TASK DETAILS: Work out how many lines of the listing below contain the word "pagkeni". Respond with that number only.

SUPPLIED MATERIAL:
##########

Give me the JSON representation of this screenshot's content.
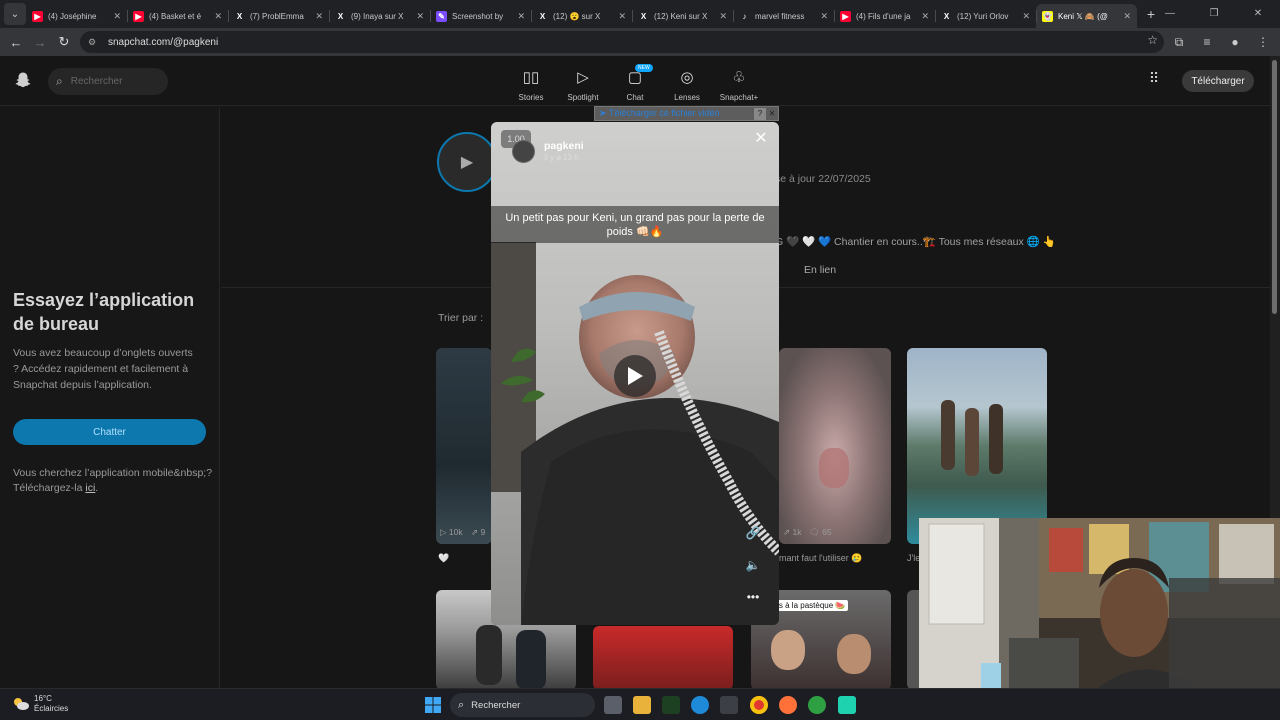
{
  "browser": {
    "tabs": [
      {
        "title": "(4) Joséphine",
        "icon": "youtube-icon",
        "color": "#ff0033",
        "glyph": "▶"
      },
      {
        "title": "(4) Basket et é",
        "icon": "youtube-icon",
        "color": "#ff0033",
        "glyph": "▶"
      },
      {
        "title": "(7) ProblEmma",
        "icon": "x-icon",
        "color": "#202124",
        "glyph": "X"
      },
      {
        "title": "(9) Inaya sur X",
        "icon": "x-icon",
        "color": "#202124",
        "glyph": "X"
      },
      {
        "title": "Screenshot by",
        "icon": "pen-icon",
        "color": "#7b4dff",
        "glyph": "✎"
      },
      {
        "title": "(12) 😮 sur X",
        "icon": "x-icon",
        "color": "#202124",
        "glyph": "X"
      },
      {
        "title": "(12) Keni sur X",
        "icon": "x-icon",
        "color": "#202124",
        "glyph": "X"
      },
      {
        "title": "marvel fitness",
        "icon": "tiktok-icon",
        "color": "#202124",
        "glyph": "♪"
      },
      {
        "title": "(4) Fils d'une ja",
        "icon": "youtube-icon",
        "color": "#ff0033",
        "glyph": "▶"
      },
      {
        "title": "(12) Yuri Orlov",
        "icon": "x-icon",
        "color": "#202124",
        "glyph": "X"
      },
      {
        "title": "Keni 𝕏 🙈 (@",
        "icon": "snapchat-icon",
        "color": "#fffc00",
        "glyph": "👻",
        "active": true
      }
    ],
    "url": "snapchat.com/@pagkeni"
  },
  "snap": {
    "search_placeholder": "Rechercher",
    "nav": [
      {
        "label": "Stories",
        "icon": "stories-icon",
        "glyph": "▯▯"
      },
      {
        "label": "Spotlight",
        "icon": "spotlight-icon",
        "glyph": "▷"
      },
      {
        "label": "Chat",
        "icon": "chat-icon",
        "glyph": "▢",
        "badge": "NEW"
      },
      {
        "label": "Lenses",
        "icon": "lenses-icon",
        "glyph": "◎"
      },
      {
        "label": "Snapchat+",
        "icon": "snapchat-plus-icon",
        "glyph": "♧"
      }
    ],
    "download_button": "Télécharger",
    "sidebar": {
      "title": "Essayez l’application de bureau",
      "desc": "Vous avez beaucoup d’onglets ouverts ? Accédez rapidement et facilement à Snapchat depuis l’application.",
      "chat_button": "Chatter",
      "mobile_text": "Vous cherchez l’application mobile&nbsp;? Téléchargez-la",
      "mobile_link": "ici",
      "mobile_end": "."
    },
    "profile": {
      "update_text": "se à jour 22/07/2025",
      "bio": "G 🖤 🤍 💙 Chantier en cours..🏗️ Tous mes réseaux 🌐 👆",
      "link_tab": "En lien",
      "sort_label": "Trier par :"
    },
    "cards": [
      {
        "views": "▷ 10k",
        "shares": "⇗ 9",
        "caption": "🤍"
      },
      {
        "views": "⇗ 1k",
        "comments": "🗨 65",
        "caption": "mant faut l'utiliser 🥲"
      },
      {
        "caption": "J'le"
      },
      {
        "overlay_text": "Glaces à la pastèque 🍉"
      }
    ]
  },
  "modal": {
    "download_bar": "➤ Télécharger ce fichier vidéo",
    "download_help": "?",
    "speed": "1.00",
    "username": "pagkeni",
    "time": "Il y a 13 h",
    "caption": "Un petit pas pour Keni, un grand pas pour la perte de poids 👊🏻🔥",
    "close": "✕"
  },
  "taskbar": {
    "temp": "16°C",
    "weather": "Éclaircies",
    "search": "Rechercher"
  },
  "colors": {
    "accent_blue": "#0d78ad",
    "snap_yellow": "#fffc00"
  }
}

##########

RESULT OF THIS TASK: 2